It’s a move that denies Clinton her identity as a distinct person from her spouse, which in turn undermines any of the feminist appeal this attack line might have had to voters outraged by Clinton’s treatment of Lewinsky, Broaddrick, etc.
Sure enough, when Rachel Kramer Bussel surveyed female millennial voters for Fortune on their views on the scandals, she found that most people she talked to thought it was gross to equate Clinton's behavior with that of her husband, with one commenting, "I consider Hillary Clinton as a politician independent of her husband, Bill Clinton. Just as I would never associate Bernie Sanders as a politician with his wife, Jane Sanders, I would never associate a politician as a politician with their spouse."

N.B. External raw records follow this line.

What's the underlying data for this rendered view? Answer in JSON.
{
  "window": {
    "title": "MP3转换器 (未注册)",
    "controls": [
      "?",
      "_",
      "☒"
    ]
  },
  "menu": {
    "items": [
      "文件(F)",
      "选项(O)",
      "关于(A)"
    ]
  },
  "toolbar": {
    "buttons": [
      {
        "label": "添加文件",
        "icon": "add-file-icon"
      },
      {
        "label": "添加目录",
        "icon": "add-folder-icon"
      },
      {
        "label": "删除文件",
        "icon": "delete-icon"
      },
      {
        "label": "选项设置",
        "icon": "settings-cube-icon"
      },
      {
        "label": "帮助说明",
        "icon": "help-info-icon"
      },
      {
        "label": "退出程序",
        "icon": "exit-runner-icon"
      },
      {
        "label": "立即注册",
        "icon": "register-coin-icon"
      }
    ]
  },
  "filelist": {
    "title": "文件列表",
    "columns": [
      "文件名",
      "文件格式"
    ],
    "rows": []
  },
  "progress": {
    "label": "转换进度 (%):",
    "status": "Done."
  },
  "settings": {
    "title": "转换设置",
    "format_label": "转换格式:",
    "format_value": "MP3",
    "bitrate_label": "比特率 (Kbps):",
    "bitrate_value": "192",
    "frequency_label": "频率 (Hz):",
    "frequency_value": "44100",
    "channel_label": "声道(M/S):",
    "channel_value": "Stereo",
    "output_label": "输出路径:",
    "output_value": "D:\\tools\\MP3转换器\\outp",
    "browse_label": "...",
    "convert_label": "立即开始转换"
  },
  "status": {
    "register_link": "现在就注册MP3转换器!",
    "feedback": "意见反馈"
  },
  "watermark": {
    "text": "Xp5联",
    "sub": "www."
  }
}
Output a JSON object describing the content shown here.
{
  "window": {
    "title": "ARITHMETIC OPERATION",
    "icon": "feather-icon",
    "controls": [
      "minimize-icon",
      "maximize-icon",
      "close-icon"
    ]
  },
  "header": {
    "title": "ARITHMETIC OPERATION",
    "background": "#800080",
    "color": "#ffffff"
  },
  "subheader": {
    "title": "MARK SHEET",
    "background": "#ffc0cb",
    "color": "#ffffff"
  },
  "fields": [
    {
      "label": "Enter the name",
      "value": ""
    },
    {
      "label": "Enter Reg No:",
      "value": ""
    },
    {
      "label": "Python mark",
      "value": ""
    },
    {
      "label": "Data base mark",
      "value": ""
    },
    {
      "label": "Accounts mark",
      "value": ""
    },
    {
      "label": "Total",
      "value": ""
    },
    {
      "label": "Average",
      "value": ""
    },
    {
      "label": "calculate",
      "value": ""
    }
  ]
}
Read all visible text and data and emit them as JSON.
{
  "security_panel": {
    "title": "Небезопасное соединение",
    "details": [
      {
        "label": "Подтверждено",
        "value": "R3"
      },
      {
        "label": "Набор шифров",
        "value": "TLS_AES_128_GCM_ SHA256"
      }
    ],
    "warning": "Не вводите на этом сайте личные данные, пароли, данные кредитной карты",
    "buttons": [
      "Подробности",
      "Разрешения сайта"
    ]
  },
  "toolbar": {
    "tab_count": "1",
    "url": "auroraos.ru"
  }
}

What’s provoking Trump and co. to bring up the '90s again
It’s informative to look at the actual point in the debate where Trump brought-up-by-pretending-to-not-bring-up the Clinton sex scandals. It was directly in response to Hillary Clinton bringing up his treatment of Miss Universe Alicia Machado, and other instances of sexism:
CLINTON: You know, he tried to switch from looks to stamina. But this is a man who has called women pigs, slobs, and dogs, and someone who has said pregnancy is an inconvenience to employers, who has said...
TRUMP: I never said that.
CLINTON: ...women don’t deserve equal pay unless they do as good a job as men.
TRUMP: I didn’t say that.
CLINTON: And one of the worst things he said was about a woman in a beauty contest. He loves beauty contests, supporting them and hanging around them. And he called this woman "Miss Piggy." Then he called her "Miss Housekeeping," because she was Latina. Donald, she has a name.
TRUMP: Where did you find this? Where did you find this?
CLINTON: Her name is Alicia Machado.
TRUMP: Where did you find this?
CLINTON: And she has become a US citizen, and you can bet...
TRUMP: Oh, really?
CLINTON: ...she’s going to vote this November.
TRUMP: You know, Hillary is hitting me with tremendous commercials. Some of it’s said in entertainment. Some of it’s said — somebody who’s been very vicious to me, Rosie O’Donnell, I said very tough things to her, and I think everybody would agree that she deserves it and nobody feels sorry for her.
But you want to know the truth? I was going to say something extremely rough to Hillary, to her family, and I said to myself, "I can’t do it. I just can’t do it. It’s inappropriate. It’s not nice."
Trump was getting pummeled on his own record of mistreating women, and he immediately parried with a reference to the affairs.
You see this relationship in the responses of his surrogates, as well. Recall what Kellyanne Conway, his campaign manager said: "He literally could have gone there and made very clear that he came ready to say some rough things if she was going to challenge him about his abuse – about his record on women." (Emphasis mine.) Rutledge, the Arkansas attorney general, replied to questioning about Machado by saying, "If we want to dig back through the '90s on comments made about women…" and running through the Lewinsky scandal.
This trend suggests that the Trump campaign has assigned a specific role for the candidate's attacks on Bill Clinton’s sexual misconduct. They’re not deployed right off the bat, or in TV ads, but only as damage control in response to questions about his own record of mistreating women.
That might be smart campaigning; as the old saying goes, "If you’re explaining you’re losing," and trying to parry specific accusations might come off as defensive. But this strategy does have a side effect of implicitly conceding that Trump behaved poorly. Even he and his team aren’t willing to defend his own conduct on the merits. So they deflect to Bill’s — and try to pin it on Hillary in the process.